Another change since yesterday is that, with appropriate social distancing measures in place, places of worship can again open their doors to allow members of the public inside for prayer or services. There will still be no unrestricted gatherings and many churches will need some time yet to make arrangements for how and when they can open safely and how they can combine this with catering for the needs of those still unable or unwilling to venture into public buildings.
Significantly for me, however, this lifting of restrictions means that tomorrow I can physically go to church for the first time since mid-March. As a lay person who is a voluntary day chaplain at our local cathedral, I will be on duty there tomorrow. And with quite a number of the other voluntary chaplains not able, for reasons of age or health, to return to volunteering yet it looks as if I may well be there significantly more often than usual. It will not be possible to shake hands with visitors who greet me, or to sit right next to someone who wishes to talk. The two-metre rule will still be in place but being able to spend time in a building that has, in its very long history, seen plagues come and go before – a building where the prayers, hopes, fears, tears and joys of many generations of people have been expressed – will be a privilege.
However, whatever the delights of some of our ancient church buildings, what the lockdown has reminded the Christian community more than anything is that the church is not the building; the church, as has always been the case, is the people.
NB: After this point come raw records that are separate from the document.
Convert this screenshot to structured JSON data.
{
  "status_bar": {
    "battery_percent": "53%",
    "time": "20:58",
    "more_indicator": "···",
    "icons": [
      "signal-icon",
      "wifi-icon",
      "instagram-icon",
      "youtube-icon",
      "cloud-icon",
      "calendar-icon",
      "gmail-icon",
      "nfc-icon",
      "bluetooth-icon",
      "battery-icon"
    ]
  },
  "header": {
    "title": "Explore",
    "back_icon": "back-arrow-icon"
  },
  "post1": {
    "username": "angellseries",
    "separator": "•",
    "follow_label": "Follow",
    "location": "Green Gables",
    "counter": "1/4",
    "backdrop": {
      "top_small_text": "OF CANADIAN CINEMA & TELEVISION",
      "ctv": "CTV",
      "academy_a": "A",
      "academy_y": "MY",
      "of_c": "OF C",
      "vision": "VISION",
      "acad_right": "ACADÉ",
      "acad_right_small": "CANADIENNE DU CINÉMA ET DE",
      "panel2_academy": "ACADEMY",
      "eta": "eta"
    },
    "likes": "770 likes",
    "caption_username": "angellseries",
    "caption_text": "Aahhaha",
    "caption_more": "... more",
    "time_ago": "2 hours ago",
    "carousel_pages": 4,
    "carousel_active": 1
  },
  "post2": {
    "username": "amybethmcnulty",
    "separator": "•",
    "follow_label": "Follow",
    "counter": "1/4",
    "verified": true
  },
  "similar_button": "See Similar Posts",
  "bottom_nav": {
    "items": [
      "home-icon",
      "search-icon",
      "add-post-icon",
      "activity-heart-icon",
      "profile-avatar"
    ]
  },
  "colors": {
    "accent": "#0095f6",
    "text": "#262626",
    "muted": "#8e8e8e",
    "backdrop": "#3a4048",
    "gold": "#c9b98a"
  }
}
As such, the church has never been closed, whatever the circumstances, and in recent months it has been far more open than ever in many new and exciting ways. Alongside this, many people have been appreciating the wonder of creation, with the opportunity to spend time outdoors. Just last weekend we were able to enjoy walks in the nearby woods with family members and one place in particular had the feel of an outdoor cathedral. Such places, as mountain-tops and coastlines, often inspire awe and in this example – where the scenery has also been shaped by human hands – the comparison with the cathedral seems particularly fitting.